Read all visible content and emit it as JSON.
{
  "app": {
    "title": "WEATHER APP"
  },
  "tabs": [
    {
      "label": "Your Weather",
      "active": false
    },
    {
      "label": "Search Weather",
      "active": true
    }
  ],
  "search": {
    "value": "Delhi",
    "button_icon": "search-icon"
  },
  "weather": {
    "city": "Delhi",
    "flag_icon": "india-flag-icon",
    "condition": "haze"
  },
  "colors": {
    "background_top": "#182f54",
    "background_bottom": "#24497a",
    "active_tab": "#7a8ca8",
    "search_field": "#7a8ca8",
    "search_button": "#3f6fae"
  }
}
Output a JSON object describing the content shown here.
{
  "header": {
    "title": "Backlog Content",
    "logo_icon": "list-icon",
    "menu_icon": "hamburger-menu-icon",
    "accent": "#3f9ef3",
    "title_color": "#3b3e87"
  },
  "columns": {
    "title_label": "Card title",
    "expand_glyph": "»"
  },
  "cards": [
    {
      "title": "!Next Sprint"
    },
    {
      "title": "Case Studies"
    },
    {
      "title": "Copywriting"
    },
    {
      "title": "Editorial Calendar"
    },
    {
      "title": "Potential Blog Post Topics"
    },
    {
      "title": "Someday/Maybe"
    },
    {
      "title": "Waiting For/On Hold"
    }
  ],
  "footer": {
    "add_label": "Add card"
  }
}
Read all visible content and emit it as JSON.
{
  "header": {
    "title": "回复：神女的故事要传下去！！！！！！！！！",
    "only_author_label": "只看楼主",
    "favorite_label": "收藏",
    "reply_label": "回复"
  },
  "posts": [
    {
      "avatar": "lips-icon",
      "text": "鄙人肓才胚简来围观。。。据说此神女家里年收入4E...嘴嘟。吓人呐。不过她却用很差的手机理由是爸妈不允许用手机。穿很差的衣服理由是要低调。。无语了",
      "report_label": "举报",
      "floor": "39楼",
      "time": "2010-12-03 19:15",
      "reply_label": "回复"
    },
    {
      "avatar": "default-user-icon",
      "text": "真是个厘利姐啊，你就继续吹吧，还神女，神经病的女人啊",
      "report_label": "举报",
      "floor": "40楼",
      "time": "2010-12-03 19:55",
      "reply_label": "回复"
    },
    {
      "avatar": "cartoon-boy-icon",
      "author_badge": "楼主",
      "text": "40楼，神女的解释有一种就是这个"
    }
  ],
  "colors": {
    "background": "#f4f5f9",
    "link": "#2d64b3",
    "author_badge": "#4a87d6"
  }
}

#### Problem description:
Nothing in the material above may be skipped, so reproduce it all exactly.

#### Answer space:
Read all visible content and emit it as JSON.
{
  "app": {
    "title": "WEATHER APP"
  },
  "tabs": [
    {
      "label": "Your Weather",
      "active": false
    },
    {
      "label": "Search Weather",
      "active": true
    }
  ],
  "search": {
    "value": "Delhi",
    "button_icon": "search-icon"
  },
  "weather": {
    "city": "Delhi",
    "flag_icon": "india-flag-icon",
    "condition": "haze"
  },
  "colors": {
    "background_top": "#182f54",
    "background_bottom": "#24497a",
    "active_tab": "#7a8ca8",
    "search_field": "#7a8ca8",
    "search_button": "#3f6fae"
  }
}
Output a JSON object describing the content shown here.
{
  "header": {
    "title": "Backlog Content",
    "logo_icon": "list-icon",
    "menu_icon": "hamburger-menu-icon",
    "accent": "#3f9ef3",
    "title_color": "#3b3e87"
  },
  "columns": {
    "title_label": "Card title",
    "expand_glyph": "»"
  },
  "cards": [
    {
      "title": "!Next Sprint"
    },
    {
      "title": "Case Studies"
    },
    {
      "title": "Copywriting"
    },
    {
      "title": "Editorial Calendar"
    },
    {
      "title": "Potential Blog Post Topics"
    },
    {
      "title": "Someday/Maybe"
    },
    {
      "title": "Waiting For/On Hold"
    }
  ],
  "footer": {
    "add_label": "Add card"
  }
}
Read all visible content and emit it as JSON.
{
  "header": {
    "title": "回复：神女的故事要传下去！！！！！！！！！",
    "only_author_label": "只看楼主",
    "favorite_label": "收藏",
    "reply_label": "回复"
  },
  "posts": [
    {
      "avatar": "lips-icon",
      "text": "鄙人肓才胚简来围观。。。据说此神女家里年收入4E...嘴嘟。吓人呐。不过她却用很差的手机理由是爸妈不允许用手机。穿很差的衣服理由是要低调。。无语了",
      "report_label": "举报",
      "floor": "39楼",
      "time": "2010-12-03 19:15",
      "reply_label": "回复"
    },
    {
      "avatar": "default-user-icon",
      "text": "真是个厘利姐啊，你就继续吹吧，还神女，神经病的女人啊",
      "report_label": "举报",
      "floor": "40楼",
      "time": "2010-12-03 19:55",
      "reply_label": "回复"
    },
    {
      "avatar": "cartoon-boy-icon",
      "author_badge": "楼主",
      "text": "40楼，神女的解释有一种就是这个"
    }
  ],
  "colors": {
    "background": "#f4f5f9",
    "link": "#2d64b3",
    "author_badge": "#4a87d6"
  }
}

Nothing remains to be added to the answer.